ADHD is a medical condition where children show difficulties in 3 areas:

Inattention: this includes difficulties concentrating, organising oneself and often forgetting things;

Hyperactivity: this includes constantly being on the go, fidgeting/squirming when expected to sit still and constantly talking, or making a noise;

Impulsivity: this includes doing or saying things without thinking of the consequences, shouting out in class and difficulties waiting a turn.

Many children show some of these difficulties at times in their life although if they are there a lot of the time and are having a significant effect on their life it may be they have ADHD. A diagnosis of ADHD is usually not made until children are 6 years old.

How to be referred to the ADHD service

If you think your child would benefit from an assessment for ADHD you will need a referral from your family doctor (GP), other health care professional, teacher or someone else working in education. You cannot approach this service direct.

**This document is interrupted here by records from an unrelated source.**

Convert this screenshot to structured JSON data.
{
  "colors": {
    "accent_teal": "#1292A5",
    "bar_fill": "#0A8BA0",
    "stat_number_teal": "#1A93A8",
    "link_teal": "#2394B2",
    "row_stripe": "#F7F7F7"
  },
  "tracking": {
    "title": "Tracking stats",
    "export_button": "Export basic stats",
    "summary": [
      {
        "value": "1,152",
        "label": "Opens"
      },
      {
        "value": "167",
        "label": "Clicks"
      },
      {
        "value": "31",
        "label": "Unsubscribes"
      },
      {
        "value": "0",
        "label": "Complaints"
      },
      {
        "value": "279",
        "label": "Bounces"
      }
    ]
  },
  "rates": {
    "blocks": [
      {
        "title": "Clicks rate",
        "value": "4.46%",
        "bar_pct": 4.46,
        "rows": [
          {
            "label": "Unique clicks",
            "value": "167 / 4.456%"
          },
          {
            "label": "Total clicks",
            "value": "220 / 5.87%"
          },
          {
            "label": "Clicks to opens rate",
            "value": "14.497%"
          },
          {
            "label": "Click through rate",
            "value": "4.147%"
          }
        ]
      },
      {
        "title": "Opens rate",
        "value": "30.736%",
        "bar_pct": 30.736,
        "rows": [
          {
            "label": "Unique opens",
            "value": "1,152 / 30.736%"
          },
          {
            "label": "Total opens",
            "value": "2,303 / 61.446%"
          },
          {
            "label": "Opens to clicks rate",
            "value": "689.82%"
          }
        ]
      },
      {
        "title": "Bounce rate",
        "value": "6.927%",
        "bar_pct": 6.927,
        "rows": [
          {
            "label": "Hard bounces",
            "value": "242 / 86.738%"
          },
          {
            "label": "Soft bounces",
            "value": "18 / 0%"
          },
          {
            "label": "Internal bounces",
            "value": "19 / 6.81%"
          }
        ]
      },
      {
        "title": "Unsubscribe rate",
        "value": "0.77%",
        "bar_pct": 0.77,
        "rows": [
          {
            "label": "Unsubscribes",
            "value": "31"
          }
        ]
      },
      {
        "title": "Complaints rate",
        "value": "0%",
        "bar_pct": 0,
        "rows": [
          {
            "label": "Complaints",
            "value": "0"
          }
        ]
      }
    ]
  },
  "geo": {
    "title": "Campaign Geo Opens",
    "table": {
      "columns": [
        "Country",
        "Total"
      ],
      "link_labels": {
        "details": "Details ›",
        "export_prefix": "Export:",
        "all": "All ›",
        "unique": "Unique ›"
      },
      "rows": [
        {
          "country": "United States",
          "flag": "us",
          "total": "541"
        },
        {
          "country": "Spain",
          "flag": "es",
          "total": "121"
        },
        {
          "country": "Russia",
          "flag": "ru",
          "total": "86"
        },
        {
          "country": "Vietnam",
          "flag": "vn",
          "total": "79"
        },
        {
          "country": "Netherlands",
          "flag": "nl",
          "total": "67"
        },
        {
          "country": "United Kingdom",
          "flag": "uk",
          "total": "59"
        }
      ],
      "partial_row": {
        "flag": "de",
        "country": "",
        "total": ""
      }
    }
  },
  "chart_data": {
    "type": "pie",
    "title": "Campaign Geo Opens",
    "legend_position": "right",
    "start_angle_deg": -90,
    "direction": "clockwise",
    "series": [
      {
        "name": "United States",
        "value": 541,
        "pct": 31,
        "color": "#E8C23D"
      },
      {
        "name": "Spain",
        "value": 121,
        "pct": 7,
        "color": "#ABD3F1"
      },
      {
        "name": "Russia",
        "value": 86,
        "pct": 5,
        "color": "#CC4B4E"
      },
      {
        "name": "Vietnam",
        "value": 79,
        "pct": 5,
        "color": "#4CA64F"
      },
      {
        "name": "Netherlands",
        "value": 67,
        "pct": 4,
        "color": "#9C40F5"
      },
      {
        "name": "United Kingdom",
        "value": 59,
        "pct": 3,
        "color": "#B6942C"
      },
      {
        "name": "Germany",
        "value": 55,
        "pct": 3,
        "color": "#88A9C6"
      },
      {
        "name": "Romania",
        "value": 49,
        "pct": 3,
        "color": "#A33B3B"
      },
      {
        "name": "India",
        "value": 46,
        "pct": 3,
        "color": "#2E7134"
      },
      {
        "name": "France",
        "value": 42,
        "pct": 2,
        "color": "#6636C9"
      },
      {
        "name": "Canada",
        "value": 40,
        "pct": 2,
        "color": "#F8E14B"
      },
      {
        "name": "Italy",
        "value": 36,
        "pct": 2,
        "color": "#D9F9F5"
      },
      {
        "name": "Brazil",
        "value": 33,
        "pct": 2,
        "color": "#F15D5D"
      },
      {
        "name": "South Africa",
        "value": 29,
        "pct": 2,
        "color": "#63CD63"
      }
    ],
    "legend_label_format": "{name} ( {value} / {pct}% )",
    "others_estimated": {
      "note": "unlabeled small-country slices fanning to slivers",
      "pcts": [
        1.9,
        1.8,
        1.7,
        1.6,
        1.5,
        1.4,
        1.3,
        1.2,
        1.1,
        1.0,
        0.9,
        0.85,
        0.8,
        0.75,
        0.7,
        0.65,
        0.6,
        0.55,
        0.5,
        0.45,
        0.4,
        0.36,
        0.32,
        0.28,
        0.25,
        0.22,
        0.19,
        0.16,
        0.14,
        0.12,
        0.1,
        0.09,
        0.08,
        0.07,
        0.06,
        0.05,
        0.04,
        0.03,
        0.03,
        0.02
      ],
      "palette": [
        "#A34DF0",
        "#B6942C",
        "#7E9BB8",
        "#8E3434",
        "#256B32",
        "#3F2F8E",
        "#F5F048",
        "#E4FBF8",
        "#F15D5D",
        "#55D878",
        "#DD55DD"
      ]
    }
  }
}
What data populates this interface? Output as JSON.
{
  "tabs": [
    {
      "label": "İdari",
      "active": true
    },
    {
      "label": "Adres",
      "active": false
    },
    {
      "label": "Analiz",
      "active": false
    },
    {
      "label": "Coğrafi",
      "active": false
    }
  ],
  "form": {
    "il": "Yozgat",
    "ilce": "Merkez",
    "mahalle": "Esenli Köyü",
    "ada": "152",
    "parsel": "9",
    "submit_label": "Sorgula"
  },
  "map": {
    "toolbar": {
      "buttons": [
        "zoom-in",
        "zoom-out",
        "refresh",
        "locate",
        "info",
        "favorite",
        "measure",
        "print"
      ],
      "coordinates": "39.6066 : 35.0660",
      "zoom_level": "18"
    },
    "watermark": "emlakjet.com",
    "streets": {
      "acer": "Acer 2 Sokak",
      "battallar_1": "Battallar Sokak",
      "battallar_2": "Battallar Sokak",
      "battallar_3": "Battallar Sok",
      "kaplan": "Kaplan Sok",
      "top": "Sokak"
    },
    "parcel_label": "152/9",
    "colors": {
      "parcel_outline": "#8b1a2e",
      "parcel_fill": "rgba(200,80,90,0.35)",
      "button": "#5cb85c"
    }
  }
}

What happens next?

Questionnaires will usually be sent out to both the school and parents/carers to get further information, an appointment with one of the Community Paediatricians is then offered where you can discuss your concerns. If needed a school based observation can then be organised.

Treatment of ADHD

If a diagnosis of ADHD is made the doctor will discuss treatment options for ADHD with you. Depending on the severity of the ADHD these may include parenting groups/workshops looking at how to manage difficult behaviour and/or medication. Parenting groups/workshops/courses are offered by Bromley Children’s Project locally and we would recommend that you contact them to discuss which course best meet your needs. You can contact them on 020 8461 7259 or email:

Further information about ADHD can be obtained through ADDISS

Useful websites and resources

The Attention Deficit Disorder Information and Support Service (ADDISS) offers information and support on ADHD and related learning and behaviour disorders. Call them on 020 8952 2800 or visit their website at

The National Institute for Health and Care Excellence provides national guidance and advice to improve health and social care. There are NICE guidelines on ADHD online at

There are a number of books on helping a child with ADHD available to buy or borrow from your local library:

  • Cathy Laver-Bradbury (2010) Step by step help for children with ADHD: a self-help manual for parents. Jessica Kingsley Publishers ISBN 1 849 050 708
  • Joanne Steer and Kate Horstmann (2009) Helping kids and teens with ADHD in school: a workbook for classroom support and managing transitions. Jessica Kingsley Publishers ISBN 1 843 106 639
  • Susan Yarney (2013) Can I tell you about ADHD? A guide for friends, family and professionals. Jessica Kingsley Publishers ISBN 1 849 053 596
  • Christopher Green and Kit Chee(1997): Understanding ADHD: A parent’s guide to Attention Deficit Hyperactivity Disorder in Children ISBN 9780091817008Thomas Phelan (2016): 1-2-3 Magic: 3-Step Discipline for Calm, Effective, and Happy Parenting  ISBN 149262988X